  • full name
  • abbreviated name
  • the decimal accuracy of our coin (the number of fraction units; for instance, if we set this value to zero, the resulting coin would be non-divisible)

Block 4

Finally – the most interesting set of functions, which implement the routines for exchanging tokens between wallets and the methods for transferring them into crypto-currency exchanges.

In order to implement all this, we just need to make sure that there is a sufficient number of tokens in the account and, after receiving a positive conclusion, reduce the balance by the required number of tokens and add them to the wallet of the new owner. Thus, by simply overloading the “+” and “-” operators, we implement standard mathematical operations of addition and subtraction on our tokens.

In turn, to exchange the tokens for real currency and transfer it to bank cards, we activate the “withdraw” function.

Done! Our smart contract has been created and is ready for testing!

Ethereum Smart Contract Guide: Summary

We strongly recommend not creating a smart contract on Ethereum in real projects, relying solely on the provided example. Despite the fact that it contains everything required for an ICO-ready crypto-coin, the logic of this code has been maximally simplified. For this reason, the author did not take into account aspects that are important for future investors, such as the fundraising timeframe control, soft cap indication, methods for funds reclamation in the event of a project failure, etc. Moreover, this code has little protection against some known vulnerabilities.

That is why our Ethereum smart contract tutorial can serve only as learning material. To employ it in a real case there is a lot that must be improved and enhanced to maximize the confidence of potential investors.

We hope that our Ethereum Solidity tutorial can help our readers to get a better understanding of how to make a smart contract (or at least become the basis for your programming activities in the sphere of the blockchain and ICO). We also very much hope that you leave comments below about your experience in developing smart contracts – it would be extremely interesting for us to find out!

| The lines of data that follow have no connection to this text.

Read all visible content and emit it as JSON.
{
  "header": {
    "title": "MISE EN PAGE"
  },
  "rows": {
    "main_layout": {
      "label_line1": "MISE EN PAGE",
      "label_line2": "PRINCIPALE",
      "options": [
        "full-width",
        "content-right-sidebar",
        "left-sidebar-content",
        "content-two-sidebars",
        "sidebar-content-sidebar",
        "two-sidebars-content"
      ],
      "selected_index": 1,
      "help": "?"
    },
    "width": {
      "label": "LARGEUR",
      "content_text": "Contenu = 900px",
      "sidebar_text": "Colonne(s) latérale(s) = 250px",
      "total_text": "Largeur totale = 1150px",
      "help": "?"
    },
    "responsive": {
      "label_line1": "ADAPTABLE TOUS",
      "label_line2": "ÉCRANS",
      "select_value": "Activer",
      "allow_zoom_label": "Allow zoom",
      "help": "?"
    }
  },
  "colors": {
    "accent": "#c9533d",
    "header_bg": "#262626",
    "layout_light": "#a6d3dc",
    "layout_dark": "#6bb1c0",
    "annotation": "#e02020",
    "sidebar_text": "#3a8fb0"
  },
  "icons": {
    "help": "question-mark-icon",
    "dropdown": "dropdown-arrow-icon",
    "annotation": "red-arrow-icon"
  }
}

Programming smart contracts on Ethereum

Nevertheless, if you want to entrust programming smart contracts on Ethereum to real professionals, we are ready to cooperate! Our team of top developers specializes in creating everything related to ICO, and therefore will build even the most complex and non-standard projects for you with ease. Want to discuss this? Just fill out the contact form and our staff will reply shortly.